Hungary - Special government measures (COVID-19)

  • Global Crisis Resources
  • 20 April 2020

HUNGARY INTRODUCED CRISIS TAXES THAT AFFECTS FOREIGN COMPANIES AS WELL

As of 1 May, Hungary re-enacts the so-called crisis taxes to provide financial support for the measures against the economic crisis caused by the coronavirus. One affects Hungarian banks, the other affects all retail companies, including even foreign webshops delivering products to Hungary. The bank crisis tax is practically the increase of the already existing bank tax’s rate. The increase only applies to this year and any surplus paid due to the increased tax rate can be deducted from the bank tax in the next five years. So this is rather an advance payment than an actual tax.

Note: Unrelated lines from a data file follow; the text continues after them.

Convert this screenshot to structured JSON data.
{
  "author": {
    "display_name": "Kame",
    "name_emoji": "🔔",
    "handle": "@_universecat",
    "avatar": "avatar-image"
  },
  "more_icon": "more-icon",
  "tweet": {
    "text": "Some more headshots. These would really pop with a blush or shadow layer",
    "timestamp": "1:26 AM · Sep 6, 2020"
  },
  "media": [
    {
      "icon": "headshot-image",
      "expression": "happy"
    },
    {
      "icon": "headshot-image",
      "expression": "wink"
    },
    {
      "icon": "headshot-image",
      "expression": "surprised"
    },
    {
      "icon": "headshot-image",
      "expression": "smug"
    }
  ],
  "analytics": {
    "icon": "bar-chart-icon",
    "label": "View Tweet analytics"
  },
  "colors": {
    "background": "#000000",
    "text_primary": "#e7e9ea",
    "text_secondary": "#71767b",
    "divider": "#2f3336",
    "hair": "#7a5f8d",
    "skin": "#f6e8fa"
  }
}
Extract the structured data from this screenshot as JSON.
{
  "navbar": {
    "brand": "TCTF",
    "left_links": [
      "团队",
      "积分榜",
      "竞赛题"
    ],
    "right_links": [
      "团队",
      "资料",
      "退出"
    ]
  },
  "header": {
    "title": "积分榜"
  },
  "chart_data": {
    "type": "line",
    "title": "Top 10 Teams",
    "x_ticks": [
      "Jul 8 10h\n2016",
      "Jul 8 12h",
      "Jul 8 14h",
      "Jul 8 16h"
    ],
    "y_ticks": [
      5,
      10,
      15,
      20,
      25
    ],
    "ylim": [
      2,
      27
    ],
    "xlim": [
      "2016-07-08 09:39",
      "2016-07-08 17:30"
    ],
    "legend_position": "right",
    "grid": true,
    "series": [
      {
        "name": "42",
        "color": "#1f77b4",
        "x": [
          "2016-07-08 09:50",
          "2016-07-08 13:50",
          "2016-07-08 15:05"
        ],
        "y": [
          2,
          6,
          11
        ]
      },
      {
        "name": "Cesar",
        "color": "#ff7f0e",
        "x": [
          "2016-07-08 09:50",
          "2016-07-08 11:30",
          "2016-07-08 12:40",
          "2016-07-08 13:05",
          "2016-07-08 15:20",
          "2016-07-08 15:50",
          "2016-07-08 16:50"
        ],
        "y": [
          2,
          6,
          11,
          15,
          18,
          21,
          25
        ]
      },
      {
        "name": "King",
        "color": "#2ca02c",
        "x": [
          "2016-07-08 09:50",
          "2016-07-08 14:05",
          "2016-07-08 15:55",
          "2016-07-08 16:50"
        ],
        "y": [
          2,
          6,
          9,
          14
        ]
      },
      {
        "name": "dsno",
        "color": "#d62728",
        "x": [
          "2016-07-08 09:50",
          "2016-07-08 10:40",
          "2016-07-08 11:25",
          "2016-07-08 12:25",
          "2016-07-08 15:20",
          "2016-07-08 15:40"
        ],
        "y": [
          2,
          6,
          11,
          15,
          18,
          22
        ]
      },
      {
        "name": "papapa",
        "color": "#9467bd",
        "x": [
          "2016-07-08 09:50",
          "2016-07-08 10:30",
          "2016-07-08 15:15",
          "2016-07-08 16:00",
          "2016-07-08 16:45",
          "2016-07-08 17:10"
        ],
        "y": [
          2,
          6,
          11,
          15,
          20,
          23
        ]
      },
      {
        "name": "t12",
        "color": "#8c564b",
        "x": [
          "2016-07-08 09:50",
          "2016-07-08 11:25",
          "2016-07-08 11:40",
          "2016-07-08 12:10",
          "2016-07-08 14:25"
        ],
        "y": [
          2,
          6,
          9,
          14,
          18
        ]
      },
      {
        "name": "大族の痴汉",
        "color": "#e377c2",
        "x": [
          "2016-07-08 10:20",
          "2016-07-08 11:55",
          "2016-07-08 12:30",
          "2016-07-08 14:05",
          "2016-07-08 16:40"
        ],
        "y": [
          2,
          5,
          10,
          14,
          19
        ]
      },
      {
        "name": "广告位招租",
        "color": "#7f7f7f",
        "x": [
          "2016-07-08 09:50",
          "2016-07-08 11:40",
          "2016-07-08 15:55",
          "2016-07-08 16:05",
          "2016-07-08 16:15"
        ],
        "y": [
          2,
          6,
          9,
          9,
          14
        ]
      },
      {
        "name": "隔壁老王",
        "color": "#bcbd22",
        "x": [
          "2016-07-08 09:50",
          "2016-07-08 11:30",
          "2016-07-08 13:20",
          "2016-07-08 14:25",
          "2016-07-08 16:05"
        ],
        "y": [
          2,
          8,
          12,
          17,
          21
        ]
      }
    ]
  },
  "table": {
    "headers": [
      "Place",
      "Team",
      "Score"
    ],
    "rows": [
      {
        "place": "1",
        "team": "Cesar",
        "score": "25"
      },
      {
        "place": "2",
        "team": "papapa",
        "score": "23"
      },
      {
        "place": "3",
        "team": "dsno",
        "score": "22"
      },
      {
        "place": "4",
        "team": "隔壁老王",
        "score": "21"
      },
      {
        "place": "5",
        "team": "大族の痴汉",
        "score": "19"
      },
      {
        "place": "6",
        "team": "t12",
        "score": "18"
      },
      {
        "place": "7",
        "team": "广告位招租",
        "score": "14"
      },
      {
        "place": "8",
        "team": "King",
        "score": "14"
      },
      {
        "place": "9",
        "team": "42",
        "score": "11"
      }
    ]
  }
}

On the other hand, the retail crisis tax will impose new payment obligation on companies. The tax is based on the net turnover in case of Hungarian companies, or the net turnover from goods delivered to Hungary in case of foreign webshops. The payable tax will be calculated based on different tax rates and will be proportional to the days elapsed from 1 May to the end of the coronavirus crisis.

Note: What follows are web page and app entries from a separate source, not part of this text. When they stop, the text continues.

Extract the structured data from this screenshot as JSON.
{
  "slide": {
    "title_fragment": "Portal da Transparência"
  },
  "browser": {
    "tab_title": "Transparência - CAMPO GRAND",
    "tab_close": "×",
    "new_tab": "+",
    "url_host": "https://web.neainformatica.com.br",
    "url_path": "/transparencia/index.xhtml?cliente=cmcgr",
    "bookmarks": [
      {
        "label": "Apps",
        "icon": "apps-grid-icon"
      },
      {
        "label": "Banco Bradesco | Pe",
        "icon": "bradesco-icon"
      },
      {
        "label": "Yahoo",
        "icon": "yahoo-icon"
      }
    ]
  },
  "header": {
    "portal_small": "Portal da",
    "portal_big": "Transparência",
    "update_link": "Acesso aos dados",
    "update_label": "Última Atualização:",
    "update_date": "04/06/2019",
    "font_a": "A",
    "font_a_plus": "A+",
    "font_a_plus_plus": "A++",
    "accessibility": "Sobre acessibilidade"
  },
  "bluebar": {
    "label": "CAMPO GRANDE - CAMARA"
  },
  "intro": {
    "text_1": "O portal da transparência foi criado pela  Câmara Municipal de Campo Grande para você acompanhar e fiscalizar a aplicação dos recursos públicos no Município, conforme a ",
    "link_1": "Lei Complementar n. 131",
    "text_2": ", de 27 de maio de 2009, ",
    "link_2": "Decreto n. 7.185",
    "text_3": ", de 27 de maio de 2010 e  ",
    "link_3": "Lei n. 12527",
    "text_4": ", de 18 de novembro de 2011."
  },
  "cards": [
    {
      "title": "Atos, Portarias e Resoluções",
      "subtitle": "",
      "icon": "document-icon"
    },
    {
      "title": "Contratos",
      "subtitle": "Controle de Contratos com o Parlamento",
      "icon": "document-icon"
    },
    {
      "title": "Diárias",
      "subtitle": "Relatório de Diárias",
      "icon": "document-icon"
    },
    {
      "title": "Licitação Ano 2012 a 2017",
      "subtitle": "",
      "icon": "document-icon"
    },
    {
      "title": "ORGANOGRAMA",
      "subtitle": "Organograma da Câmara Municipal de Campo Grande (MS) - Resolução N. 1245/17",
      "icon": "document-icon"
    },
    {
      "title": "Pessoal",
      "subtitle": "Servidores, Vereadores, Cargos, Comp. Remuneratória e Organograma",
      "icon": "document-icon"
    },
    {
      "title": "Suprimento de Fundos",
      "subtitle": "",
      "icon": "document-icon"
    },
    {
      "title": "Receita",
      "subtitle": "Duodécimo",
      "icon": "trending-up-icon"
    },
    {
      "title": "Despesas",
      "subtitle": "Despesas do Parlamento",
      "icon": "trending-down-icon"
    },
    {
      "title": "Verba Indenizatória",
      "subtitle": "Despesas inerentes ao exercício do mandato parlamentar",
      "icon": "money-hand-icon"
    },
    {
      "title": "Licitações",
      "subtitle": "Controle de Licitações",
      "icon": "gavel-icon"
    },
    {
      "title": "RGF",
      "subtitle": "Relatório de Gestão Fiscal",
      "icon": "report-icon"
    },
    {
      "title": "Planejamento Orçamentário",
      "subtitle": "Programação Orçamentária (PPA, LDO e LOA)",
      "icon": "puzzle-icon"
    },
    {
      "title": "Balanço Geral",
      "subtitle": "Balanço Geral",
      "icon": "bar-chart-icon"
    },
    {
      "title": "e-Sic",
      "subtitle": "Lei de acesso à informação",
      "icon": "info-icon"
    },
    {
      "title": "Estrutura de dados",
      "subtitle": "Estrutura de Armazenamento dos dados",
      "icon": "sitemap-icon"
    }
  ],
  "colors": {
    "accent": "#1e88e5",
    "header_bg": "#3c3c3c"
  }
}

Practically, the tax affects companies having a turnover in Hungary that exceeds approx. EUR 1.6 million per year. These companies must register in Hungary and declare the tax. The first declaration is due on 31 May 2020. This first instalment will be based on the turnover of 2019 and will equal to 1/12th of the yearly payable tax.

HUNGARIAN WAGE SUBSIDY

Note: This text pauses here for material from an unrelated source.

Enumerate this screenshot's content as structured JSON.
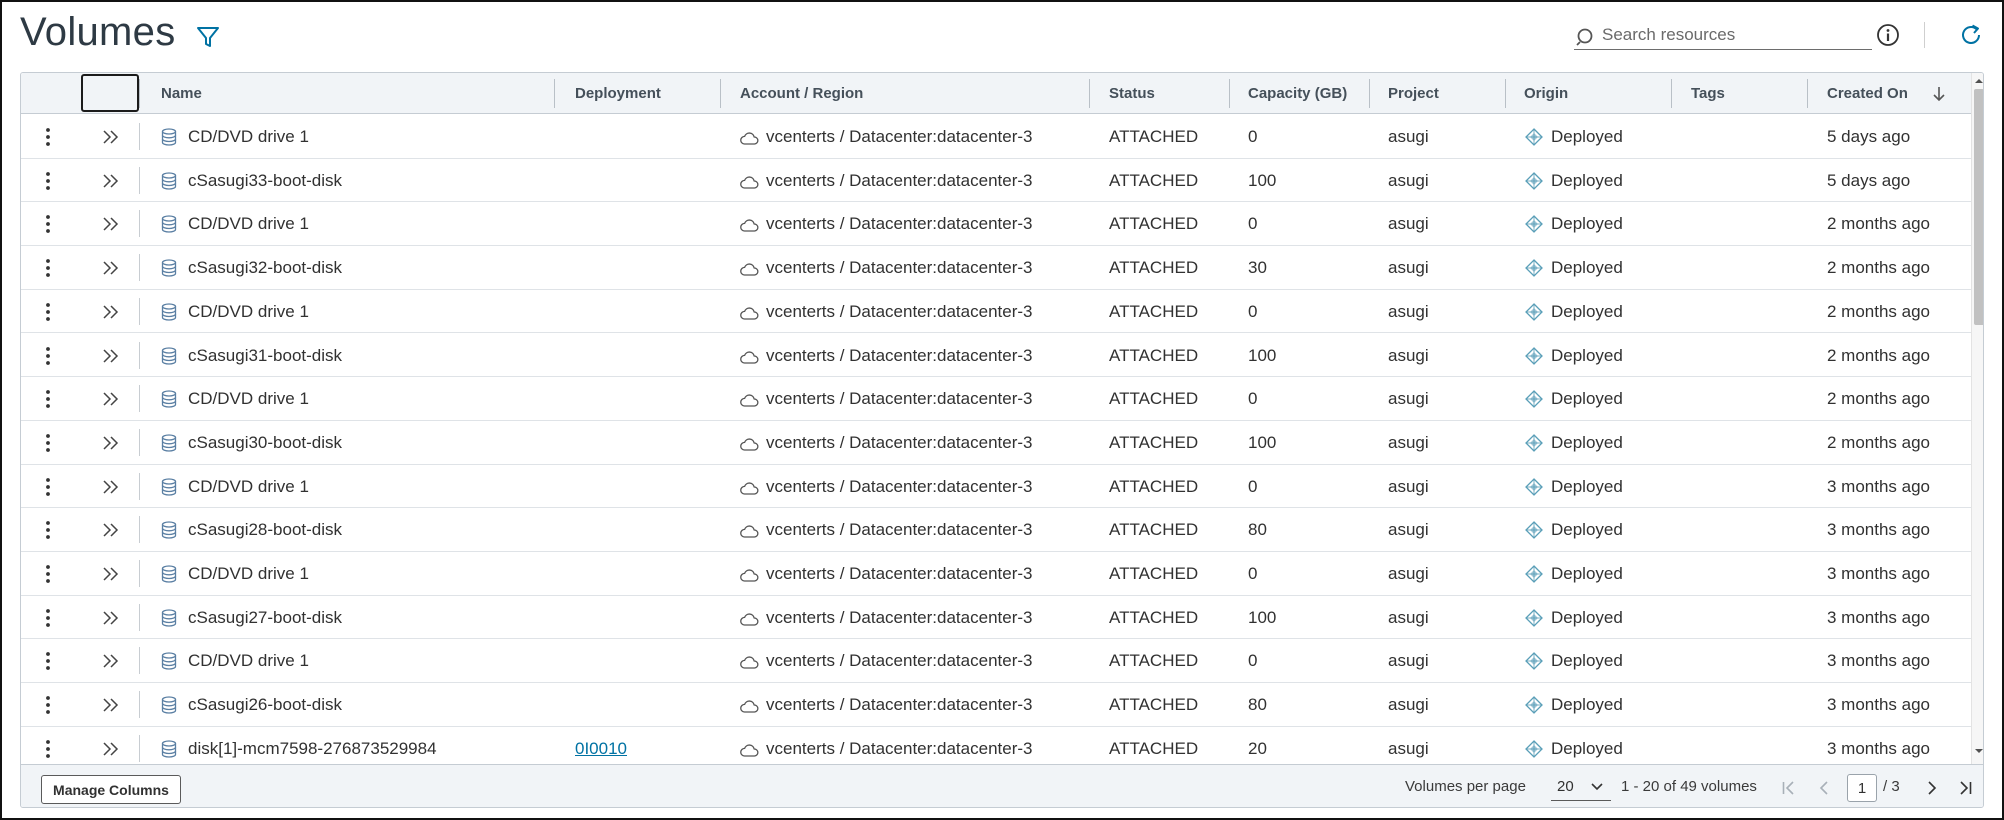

Hungary also introduced a measure similar to the German “Kurzarbeit” system. The Hungarian version provides support for companies that are forced to reduce the employees workhours to 50-70% of a full time employment. In this case, the government pays the employee 70% of the amount by which his or her salary decreased due to the part-time employment for up to three months. This effectively means a government support equaling to 20-35% of the employee’s original salary.

To apply for the support, a company must submit a joint request with its employee to the National Employment Agency. The request must show that there is a strong and direct link between the coronavirus crisis and the reduction of the workhours. The company must also present why it is a national economic interest to keep the company’s employees. The company should also maintain its number of employees until at least one month after the government’s subsidy elapsed.

A company can request the support only once, so it is very important to include all affected employees to the request. The Employment Agency has the discretion to grant the support or deny it. The decision is final and binding and there are no legal remedies against any denial.

 

Author

Niveus Consulting Group